questionable words and their possible corrections in a list in an external window. Pretty
much like spell checkers generally do. I am just starting to learn
Transcript. I did not intend this to be pretty, in fact I was just trying to see if I
can work this Rev thing at all.
I had tried to cover what I thought might be the most common spelling or
typing mistakes. More work would be needed to cover transposed letters, or much
more deviant misspellings. All three routines I used are pretty much brute force
text crunching. I am trying to think of a way to find close or nearly colose
text matches in a more elegant way; some sort of hash table where the numeric
value of a word can be matched within a certain range of the numeric values of
other words. The number of the beast. How do the grownups do it?
> Not tested your script but two helpful thoughts, I hope:
> 1. Having your dictionary in a field does not sounds so good: you
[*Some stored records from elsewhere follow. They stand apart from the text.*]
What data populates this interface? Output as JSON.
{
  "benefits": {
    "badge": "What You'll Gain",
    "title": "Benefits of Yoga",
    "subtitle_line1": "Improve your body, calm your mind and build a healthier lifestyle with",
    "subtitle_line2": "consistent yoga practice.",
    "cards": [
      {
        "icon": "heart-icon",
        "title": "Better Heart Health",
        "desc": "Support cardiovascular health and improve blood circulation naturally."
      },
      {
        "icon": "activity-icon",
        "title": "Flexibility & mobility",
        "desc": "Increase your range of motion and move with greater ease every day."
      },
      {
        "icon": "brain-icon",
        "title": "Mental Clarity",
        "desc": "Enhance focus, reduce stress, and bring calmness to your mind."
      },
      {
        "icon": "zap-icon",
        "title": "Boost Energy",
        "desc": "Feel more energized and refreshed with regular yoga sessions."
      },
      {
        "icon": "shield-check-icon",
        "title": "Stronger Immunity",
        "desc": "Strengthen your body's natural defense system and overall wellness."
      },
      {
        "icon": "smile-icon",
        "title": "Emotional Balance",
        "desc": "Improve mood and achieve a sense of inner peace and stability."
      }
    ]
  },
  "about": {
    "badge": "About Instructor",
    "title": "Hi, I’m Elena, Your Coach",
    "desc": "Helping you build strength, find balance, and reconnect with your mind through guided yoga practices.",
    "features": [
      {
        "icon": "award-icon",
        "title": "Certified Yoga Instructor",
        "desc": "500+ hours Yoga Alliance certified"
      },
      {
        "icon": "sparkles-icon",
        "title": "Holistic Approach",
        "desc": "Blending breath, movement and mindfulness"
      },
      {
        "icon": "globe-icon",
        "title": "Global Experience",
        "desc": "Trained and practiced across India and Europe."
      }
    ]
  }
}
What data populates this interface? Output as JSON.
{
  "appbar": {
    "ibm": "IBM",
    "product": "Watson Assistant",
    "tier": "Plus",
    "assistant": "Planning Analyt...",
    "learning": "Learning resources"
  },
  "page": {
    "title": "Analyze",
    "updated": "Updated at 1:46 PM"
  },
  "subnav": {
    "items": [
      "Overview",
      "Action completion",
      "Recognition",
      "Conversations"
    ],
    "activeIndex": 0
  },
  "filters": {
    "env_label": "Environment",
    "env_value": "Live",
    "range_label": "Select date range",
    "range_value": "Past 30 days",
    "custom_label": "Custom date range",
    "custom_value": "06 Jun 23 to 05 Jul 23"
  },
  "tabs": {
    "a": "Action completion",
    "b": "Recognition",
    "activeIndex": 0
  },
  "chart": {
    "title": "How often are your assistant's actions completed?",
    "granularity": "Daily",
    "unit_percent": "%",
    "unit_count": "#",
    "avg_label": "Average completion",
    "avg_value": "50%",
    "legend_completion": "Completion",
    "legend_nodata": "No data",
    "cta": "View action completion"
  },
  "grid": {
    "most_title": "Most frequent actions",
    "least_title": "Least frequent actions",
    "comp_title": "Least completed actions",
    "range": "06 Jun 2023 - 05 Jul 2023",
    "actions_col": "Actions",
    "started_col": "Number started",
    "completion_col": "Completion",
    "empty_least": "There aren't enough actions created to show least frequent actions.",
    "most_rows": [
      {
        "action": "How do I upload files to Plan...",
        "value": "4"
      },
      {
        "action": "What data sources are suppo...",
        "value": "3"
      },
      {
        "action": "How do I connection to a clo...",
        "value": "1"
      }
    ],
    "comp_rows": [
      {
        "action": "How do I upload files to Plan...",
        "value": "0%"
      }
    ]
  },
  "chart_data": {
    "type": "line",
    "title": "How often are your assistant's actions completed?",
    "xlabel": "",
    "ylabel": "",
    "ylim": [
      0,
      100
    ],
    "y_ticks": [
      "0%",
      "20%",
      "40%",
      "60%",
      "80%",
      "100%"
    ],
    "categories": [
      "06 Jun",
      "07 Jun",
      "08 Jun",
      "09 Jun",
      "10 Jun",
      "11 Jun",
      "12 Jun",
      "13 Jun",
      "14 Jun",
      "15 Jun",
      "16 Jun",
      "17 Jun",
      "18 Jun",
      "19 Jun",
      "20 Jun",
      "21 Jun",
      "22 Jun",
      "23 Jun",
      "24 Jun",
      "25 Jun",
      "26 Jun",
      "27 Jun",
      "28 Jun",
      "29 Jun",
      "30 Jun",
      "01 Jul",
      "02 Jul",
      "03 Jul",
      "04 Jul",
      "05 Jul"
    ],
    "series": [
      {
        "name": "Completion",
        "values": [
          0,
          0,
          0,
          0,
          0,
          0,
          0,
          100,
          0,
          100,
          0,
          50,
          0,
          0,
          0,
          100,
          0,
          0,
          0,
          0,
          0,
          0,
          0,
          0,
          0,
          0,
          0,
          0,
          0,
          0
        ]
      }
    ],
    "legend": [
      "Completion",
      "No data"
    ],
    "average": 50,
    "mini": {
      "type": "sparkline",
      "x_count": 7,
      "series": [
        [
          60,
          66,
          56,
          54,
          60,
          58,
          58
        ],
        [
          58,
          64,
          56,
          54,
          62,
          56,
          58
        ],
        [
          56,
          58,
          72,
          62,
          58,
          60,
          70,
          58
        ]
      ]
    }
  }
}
> should keep it in an external file, load it when needed in a global
> for instance and delete this global when done. This is for RAM usage.
> 2. You use answer dialogs: this does not sounds so good too from an
> ergonomic point of view. Probably could you check last word (when a
> space or a punctuation is typed) and underline it and/or change its
> color for instance. Then a pop up menu would display what you call
> 'possibles' in your script and replace what the user typed if he
> chooses it
Make your life easier with all your friends, email, and
favorite sites in one place. Try it now. (http://www.aol.com/?optin=new-dp&
More information about the Use-livecode